Friday, March 13, 2009

See No Irony


On NPR's "Monkey See" blog the Stewart-Cramer spanking was posted. If you look at the comments section and click on "Most Recommended" in the little "Recent First" drop-down box, you'll see a post put there by NPR's Ombudsman, Alicia Shepard (Lisa). With not a whit of irony (or embarrassment) she wrote:

Jon Stewart is one of the best journalists in America. We can all take a lesson from him. He holds people in power accountable for what they say, he puts it in context and makes it riveting to watch. That's the definition of a good journalist.

Strangely, I fully agree with Shepard's operating definition of a "good journalist" - but could NPR be further from such an ideal?

I couldn't resist adding my own post. Feel free to visit and "recommend" it if you are so inclined - you don't have to register, just click.

6 comments:

Woody (Tokin Librul/Rogue Scholar/ Helluvafella!) said...

Jon Stewart is one of the best journalists in America. We can all take a lesson from him. He holds people in power accountable for what they say, he puts it in context and makes it riveting to watch. That's the definition of a good journalist.

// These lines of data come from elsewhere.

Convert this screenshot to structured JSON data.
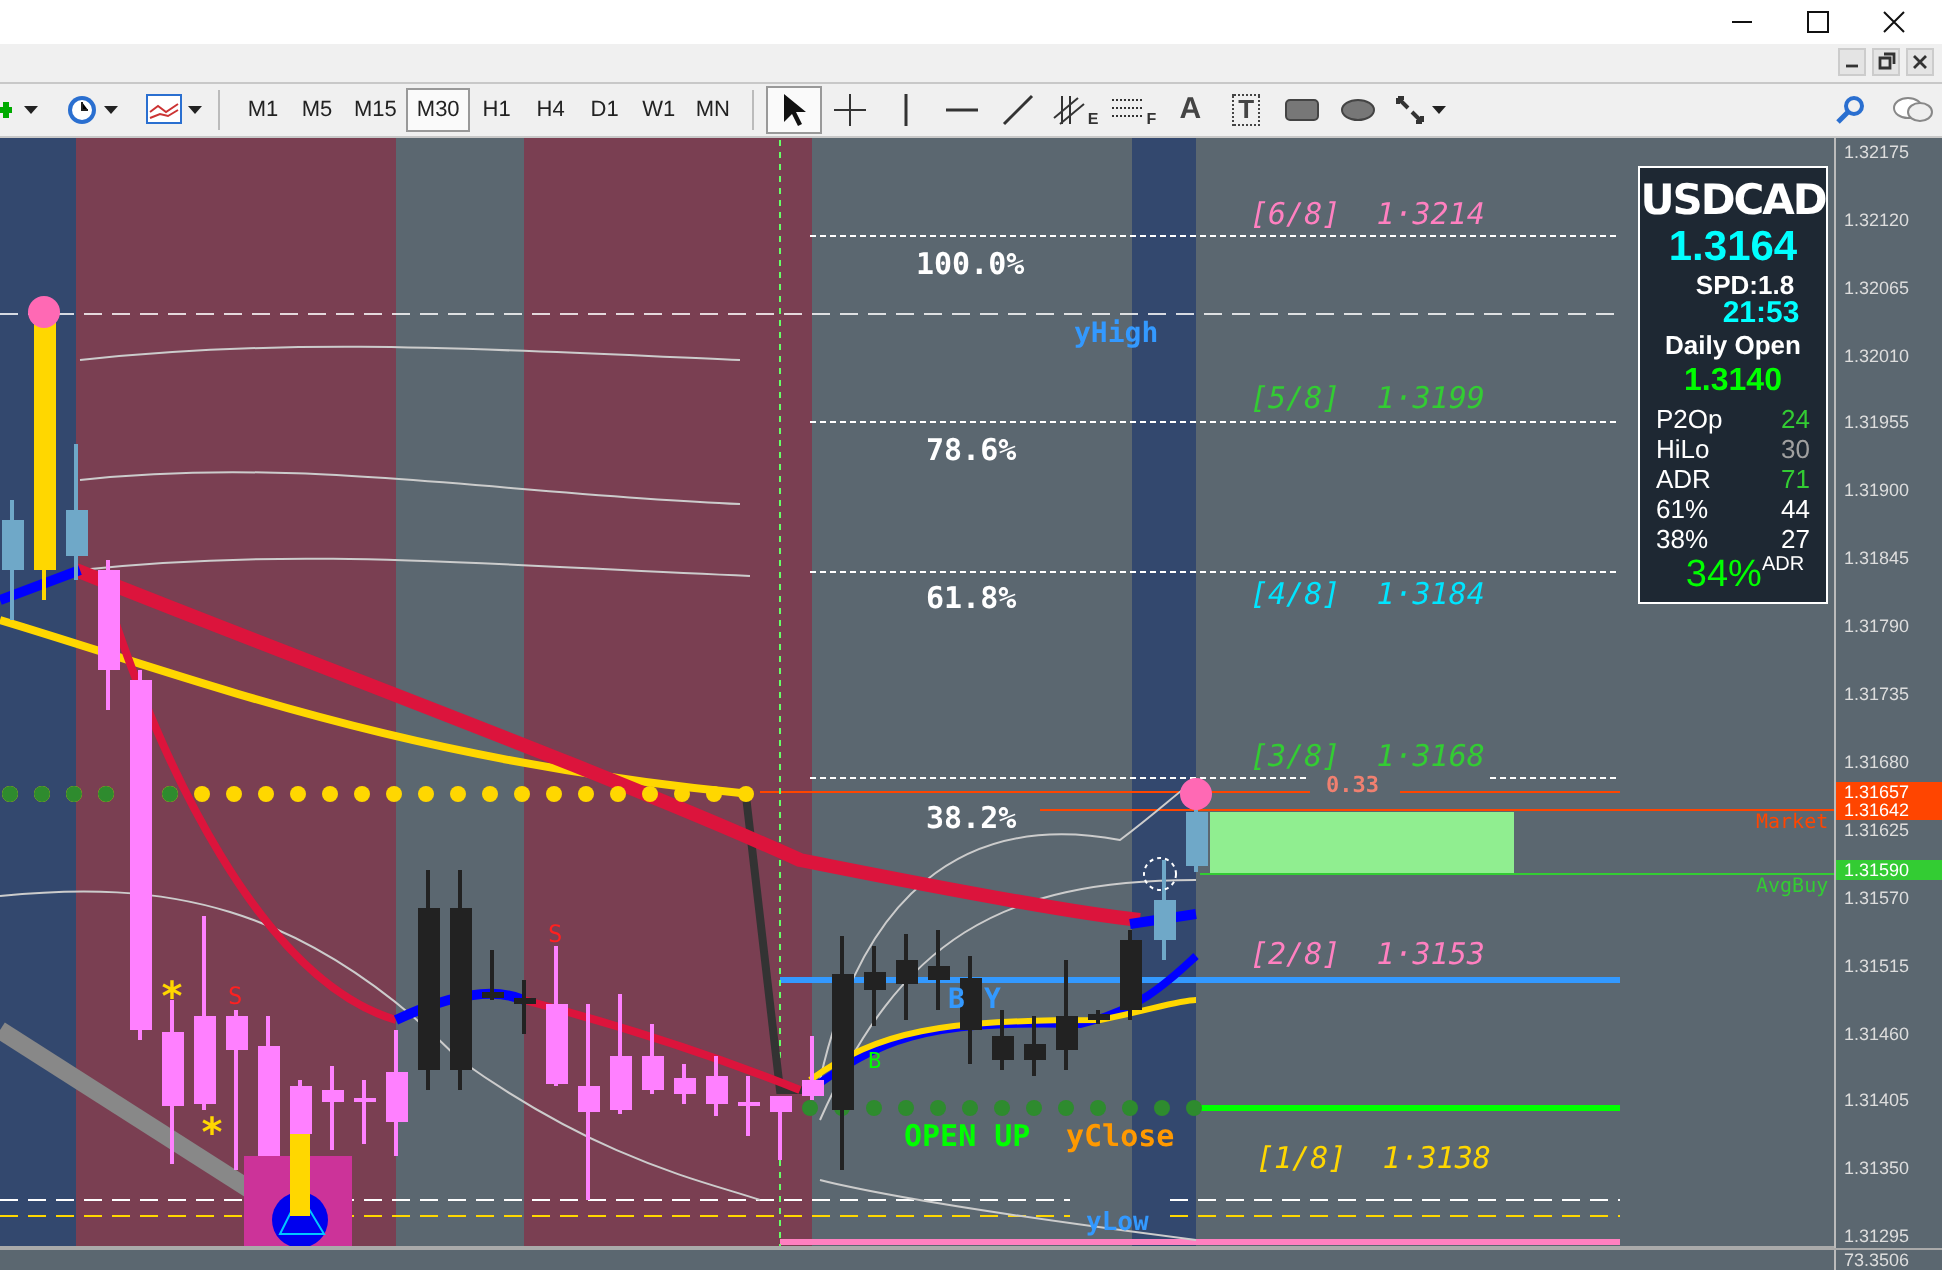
{
  "toolbar": {
    "timeframes": [
      {
        "label": "M1",
        "selected": false
      },
      {
        "label": "M5",
        "selected": false
      },
      {
        "label": "M15",
        "selected": false
      },
      {
        "label": "M30",
        "selected": true
      },
      {
        "label": "H1",
        "selected": false
      },
      {
        "label": "H4",
        "selected": false
      },
      {
        "label": "D1",
        "selected": false
      },
      {
        "label": "W1",
        "selected": false
      },
      {
        "label": "MN",
        "selected": false
      }
    ],
    "tools": [
      {
        "kind": "cursor",
        "selected": true
      },
      {
        "kind": "crosshair",
        "selected": false
      },
      {
        "kind": "vline",
        "selected": false
      },
      {
        "kind": "hline",
        "selected": false
      },
      {
        "kind": "trendline",
        "selected": false
      },
      {
        "kind": "channel",
        "label": "E",
        "selected": false
      },
      {
        "kind": "fibo",
        "label": "F",
        "selected": false
      },
      {
        "kind": "text",
        "label": "A",
        "selected": false
      },
      {
        "kind": "textlabel",
        "label": "T",
        "selected": false
      },
      {
        "kind": "rectangle",
        "selected": false
      },
      {
        "kind": "ellipse",
        "selected": false
      },
      {
        "kind": "arrows",
        "selected": false
      }
    ]
  },
  "chart": {
    "fib_levels": [
      "100.0%",
      "78.6%",
      "61.8%",
      "38.2%"
    ],
    "murrey_levels": [
      {
        "label": "[6/8]  1·3214",
        "color": "#ff80c0"
      },
      {
        "label": "[5/8]  1·3199",
        "color": "#33cc33"
      },
      {
        "label": "[4/8]  1·3184",
        "color": "#00e5ff"
      },
      {
        "label": "[3/8]  1·3168",
        "color": "#33cc33"
      },
      {
        "label": "[2/8]  1·3153",
        "color": "#ff80c0"
      },
      {
        "label": "[1/8]  1·3138",
        "color": "#ffd700"
      }
    ],
    "annotations": [
      {
        "text": "yHigh",
        "color": "#3399ff"
      },
      {
        "text": "0.33",
        "color": "#f08070"
      },
      {
        "text": "Market",
        "color": "#ff4500"
      },
      {
        "text": "AvgBuy",
        "color": "#33cc33"
      },
      {
        "text": "B",
        "color": "#3399ff"
      },
      {
        "text": "Y",
        "color": "#3399ff"
      },
      {
        "text": "B",
        "color": "#00ff00"
      },
      {
        "text": "OPEN UP",
        "color": "#00ff00"
      },
      {
        "text": "yClose",
        "color": "#ff9900"
      },
      {
        "text": "yLow",
        "color": "#3399ff"
      },
      {
        "text": "S",
        "color": "#ff2020"
      },
      {
        "text": "S",
        "color": "#ff2020"
      },
      {
        "text": "*",
        "color": "#ffd700"
      },
      {
        "text": "*",
        "color": "#ffd700"
      }
    ]
  },
  "info_panel": {
    "symbol": "USDCAD",
    "price": "1.3164",
    "spread": "SPD:1.8",
    "time": "21:53",
    "daily_open_label": "Daily Open",
    "daily_open": "1.3140",
    "stats": [
      {
        "name": "P2Op",
        "value": "24",
        "color": "#33cc33"
      },
      {
        "name": "HiLo",
        "value": "30",
        "color": "#a0a0a0"
      },
      {
        "name": "ADR",
        "value": "71",
        "color": "#33cc33"
      },
      {
        "name": "61%",
        "value": "44",
        "color": "#ffffff"
      },
      {
        "name": "38%",
        "value": "27",
        "color": "#ffffff"
      }
    ],
    "percent": "34%",
    "percent_suffix": "ADR"
  },
  "price_axis": {
    "ticks": [
      "1.32175",
      "1.32120",
      "1.32065",
      "1.32010",
      "1.31955",
      "1.31900",
      "1.31845",
      "1.31790",
      "1.31735",
      "1.31680",
      "1.31625",
      "1.31570",
      "1.31515",
      "1.31460",
      "1.31405",
      "1.31350",
      "1.31295"
    ],
    "tags": [
      {
        "label": "1.31657",
        "color": "#ff4500"
      },
      {
        "label": "1.31642",
        "color": "#ff4500"
      },
      {
        "label": "1.31590",
        "color": "#33cc33"
      }
    ]
  },
  "subwindow": {
    "reading": "73.3506"
  }
}
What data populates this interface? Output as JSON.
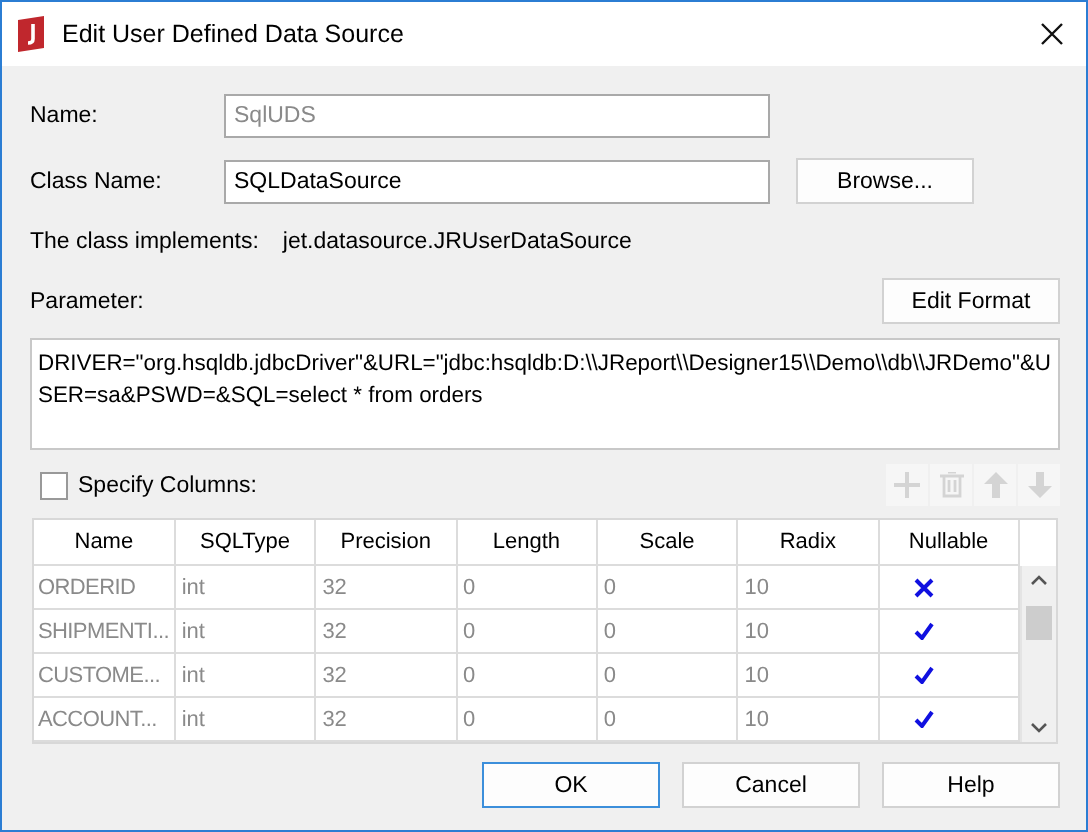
{
  "window": {
    "title": "Edit User Defined Data Source"
  },
  "name": {
    "label": "Name:",
    "value": "SqlUDS",
    "disabled": true
  },
  "class_name": {
    "label": "Class Name:",
    "value": "SQLDataSource",
    "button": "Browse..."
  },
  "implements": {
    "label": "The class implements:",
    "value": "jet.datasource.JRUserDataSource"
  },
  "parameter": {
    "label": "Parameter:",
    "button": "Edit Format",
    "value": "DRIVER=\"org.hsqldb.jdbcDriver\"&URL=\"jdbc:hsqldb:D:\\\\JReport\\\\Designer15\\\\Demo\\\\db\\\\JRDemo\"&USER=sa&PSWD=&SQL=select * from orders"
  },
  "specify_columns": {
    "label": "Specify Columns:",
    "checked": false
  },
  "table": {
    "disabled": true,
    "columns": [
      "Name",
      "SQLType",
      "Precision",
      "Length",
      "Scale",
      "Radix",
      "Nullable"
    ],
    "rows": [
      {
        "cells": [
          "ORDERID",
          "int",
          "32",
          "0",
          "0",
          "10"
        ],
        "nullable": false
      },
      {
        "cells": [
          "SHIPMENTI...",
          "int",
          "32",
          "0",
          "0",
          "10"
        ],
        "nullable": true
      },
      {
        "cells": [
          "CUSTOME...",
          "int",
          "32",
          "0",
          "0",
          "10"
        ],
        "nullable": true
      },
      {
        "cells": [
          "ACCOUNT...",
          "int",
          "32",
          "0",
          "0",
          "10"
        ],
        "nullable": true
      }
    ]
  },
  "buttons": [
    {
      "label": "OK",
      "default": true
    },
    {
      "label": "Cancel",
      "default": false
    },
    {
      "label": "Help",
      "default": false
    }
  ]
}
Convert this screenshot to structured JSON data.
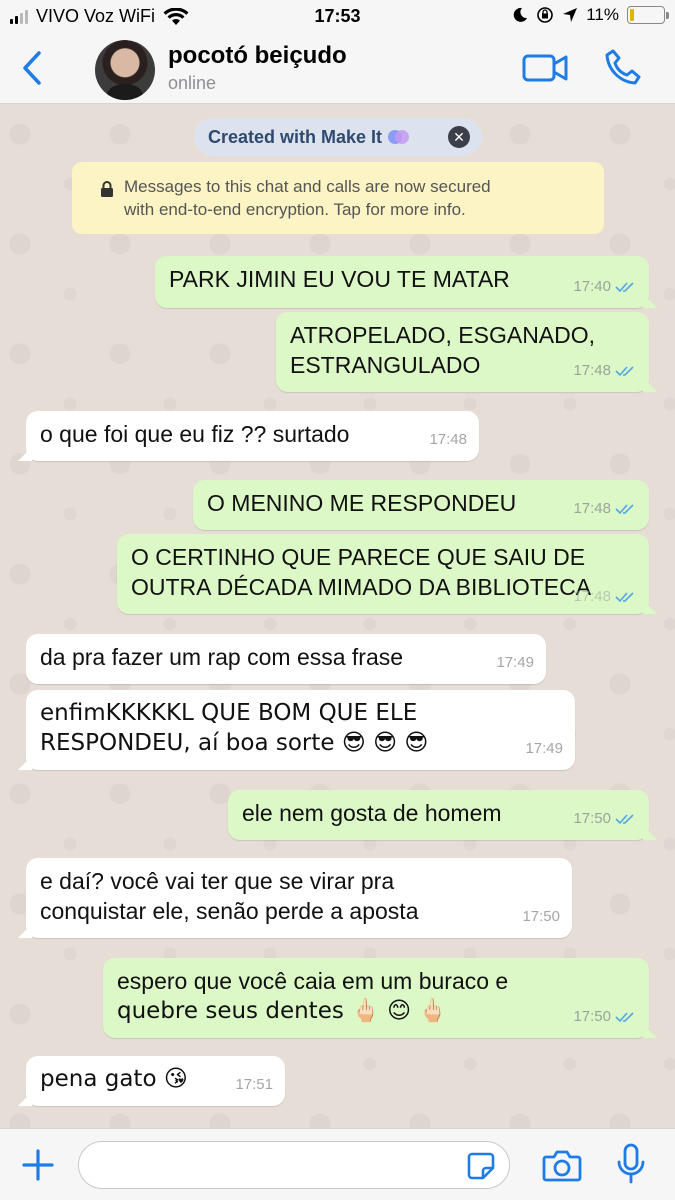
{
  "status_bar": {
    "carrier": "VIVO Voz WiFi",
    "time": "17:53",
    "battery": "11%",
    "battery_level": 0.11
  },
  "header": {
    "contact_name": "pocotó beiçudo",
    "contact_status": "online"
  },
  "banner": {
    "text": "Created with Make It"
  },
  "encryption_notice": {
    "line1": "Messages to this chat and calls are now secured",
    "line2": "with end-to-end encryption. Tap for more info."
  },
  "messages": [
    {
      "direction": "out",
      "lines": [
        "PARK JIMIN EU VOU TE MATAR"
      ],
      "time": "17:40",
      "read": true
    },
    {
      "direction": "out",
      "lines": [
        "ATROPELADO, ESGANADO,",
        "ESTRANGULADO"
      ],
      "time": "17:48",
      "read": true
    },
    {
      "direction": "in",
      "lines": [
        "o que foi que eu fiz ?? surtado"
      ],
      "time": "17:48"
    },
    {
      "direction": "out",
      "lines": [
        "O MENINO ME RESPONDEU"
      ],
      "time": "17:48",
      "read": true
    },
    {
      "direction": "out",
      "lines": [
        "O CERTINHO QUE PARECE QUE SAIU DE",
        "OUTRA DÉCADA MIMADO DA BIBLIOTECA"
      ],
      "time": "17:48",
      "read": true
    },
    {
      "direction": "in",
      "lines": [
        "da pra fazer um rap com essa frase"
      ],
      "time": "17:49"
    },
    {
      "direction": "in",
      "lines": [
        "enfimKKKKKL QUE BOM QUE ELE",
        "RESPONDEU, aí boa sorte 😎 😎 😎"
      ],
      "time": "17:49"
    },
    {
      "direction": "out",
      "lines": [
        "ele nem gosta de homem"
      ],
      "time": "17:50",
      "read": true
    },
    {
      "direction": "in",
      "lines": [
        "e daí? você vai ter que se virar pra",
        "conquistar ele, senão perde a aposta"
      ],
      "time": "17:50"
    },
    {
      "direction": "out",
      "lines": [
        "espero que você caia em um buraco e",
        "quebre seus dentes 🖕🏻 😊 🖕🏻"
      ],
      "time": "17:50",
      "read": true
    },
    {
      "direction": "in",
      "lines": [
        "pena gato 😘"
      ],
      "time": "17:51"
    }
  ],
  "input": {
    "value": "",
    "placeholder": ""
  },
  "colors": {
    "accent": "#1f7ce6",
    "outgoing_bubble": "#dcf8c6",
    "incoming_bubble": "#ffffff",
    "read_ticks": "#4fa6e8"
  }
}
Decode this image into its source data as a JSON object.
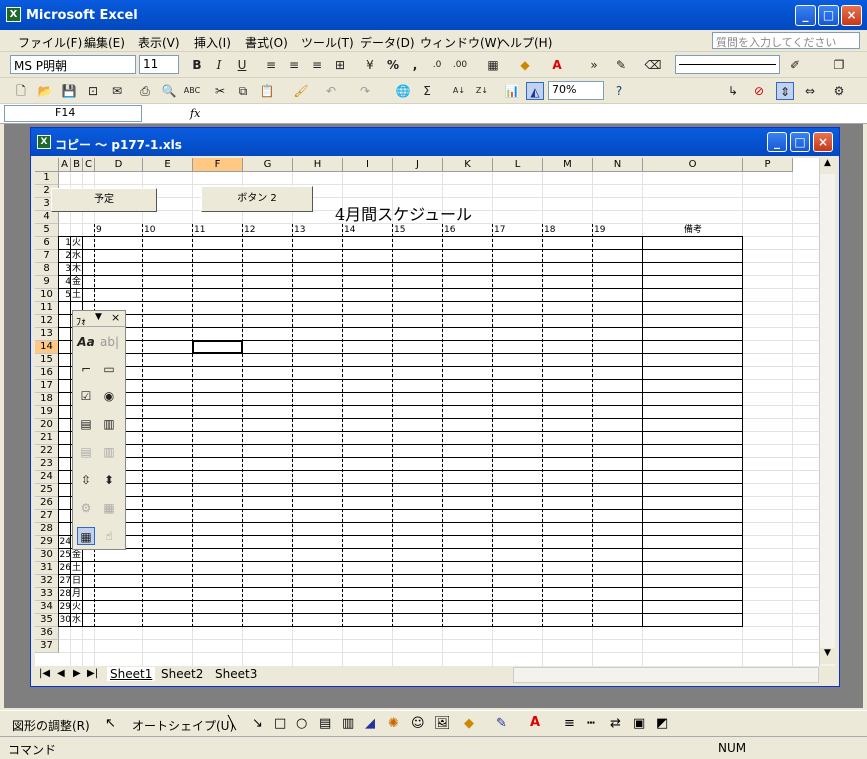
{
  "window": {
    "title": "Microsoft Excel",
    "minimize": "_",
    "maximize": "□",
    "close": "×"
  },
  "menu": {
    "items": [
      "ファイル(F)",
      "編集(E)",
      "表示(V)",
      "挿入(I)",
      "書式(O)",
      "ツール(T)",
      "データ(D)",
      "ウィンドウ(W)",
      "ヘルプ(H)"
    ],
    "help_placeholder": "質問を入力してください"
  },
  "format_toolbar": {
    "font": "MS P明朝",
    "size": "11",
    "bold": "B",
    "italic": "I",
    "underline": "U",
    "percent": "%",
    "comma": ","
  },
  "standard_toolbar": {
    "zoom": "70%",
    "sigma": "Σ"
  },
  "formula_bar": {
    "namebox": "F14",
    "fx": "fx"
  },
  "workbook": {
    "title": "コピー 〜 p177-1.xls"
  },
  "columns": [
    "A",
    "B",
    "C",
    "D",
    "E",
    "F",
    "G",
    "H",
    "I",
    "J",
    "K",
    "L",
    "M",
    "N",
    "O",
    "P"
  ],
  "rows": [
    "1",
    "2",
    "3",
    "4",
    "5",
    "6",
    "7",
    "8",
    "9",
    "10",
    "11",
    "12",
    "13",
    "14",
    "15",
    "16",
    "17",
    "18",
    "19",
    "20",
    "21",
    "22",
    "23",
    "24",
    "25",
    "26",
    "27",
    "28",
    "29",
    "30",
    "31",
    "32",
    "33",
    "34",
    "35",
    "36",
    "37"
  ],
  "sheet": {
    "buttons": [
      "予定",
      "ボタン 2"
    ],
    "heading": "4月間スケジュール",
    "hours": [
      "9",
      "10",
      "11",
      "12",
      "13",
      "14",
      "15",
      "16",
      "17",
      "18",
      "19"
    ],
    "remarks": "備考",
    "days_top": [
      [
        "1",
        "火"
      ],
      [
        "2",
        "水"
      ],
      [
        "3",
        "木"
      ],
      [
        "4",
        "金"
      ],
      [
        "5",
        "土"
      ]
    ],
    "days_bottom": [
      [
        "24",
        "木"
      ],
      [
        "25",
        "金"
      ],
      [
        "26",
        "土"
      ],
      [
        "27",
        "日"
      ],
      [
        "28",
        "月"
      ],
      [
        "29",
        "火"
      ],
      [
        "30",
        "水"
      ]
    ]
  },
  "forms_toolbar": {
    "title": "ﾌｫ"
  },
  "tabs": [
    "Sheet1",
    "Sheet2",
    "Sheet3"
  ],
  "drawing": {
    "adjust": "図形の調整(R)",
    "autoshape": "オートシェイプ(U)"
  },
  "status": {
    "left": "コマンド",
    "right": "NUM"
  }
}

Don't you doubt you'd ever hear Insqueek or Robert Seagullible speak that insolently to pwoer?

Hubertg said...

Jon Stewart might be on Comedy Central and a funny guy, but for my money he knows how to demonstrate the truth better than anything else going on today. It is NOT a political agenda to use FACTS when speaking truth to power...NPR doesn't even come close to this level of journalism, and is failing in it's mission of service to the American people.

We should give Jon the Medal of Honor, a Nobel Prize, a trip to Disney Land, a certificate of appreciation, and a new car,....then elect the dude president.

Grumpy Demo said...

And yet Michelle Norris described it a "finger waging" didn't seem to understand Stewart was just using the record to prove how dishonest Krammer and CNBC are. I've never taken a joiurnalism class, but isn't that journalism 101.

I guess NPR wouldn't known journalism if Murrow ran over them with a news van.

miranda said...

Nice comment, mytwords. People are blown away by this Stewart-Cramer interview because they are so unaccustomed to seeing anything confrontational in the "news" media (and by a comedian, no less).

Our democracy has been grievously underserved by the corporate media, including and especially NPR. Is there a revolution afoot?

RepubLiecan said...

Perhaps using intentional irony is Alicia Shepard's way of stating the truth without losing the NPR ombudsman gig. Jon Stewart, a comedian, is more of a journalist than anything NPR has offered us in the past ten years.

larry, dfh said...

That folkenflick piece was pretty pathetic. If one reads a small bit on the internet, one gets a pretty good picture of what jim cramer was pulling. Stock manipulation is a crime, and cramer was doing it regularly. He even admitted to it; of course folkenflick chose to ignore that part of the interview. It's more of the same format: a couple of buffoons of equal merit going at it. The fact that one of them is engaging in criminal behavior and using the interview to lie about it never entered into npr's assessment. Just finger-wagging. Hey meechelle, here's a finger for you!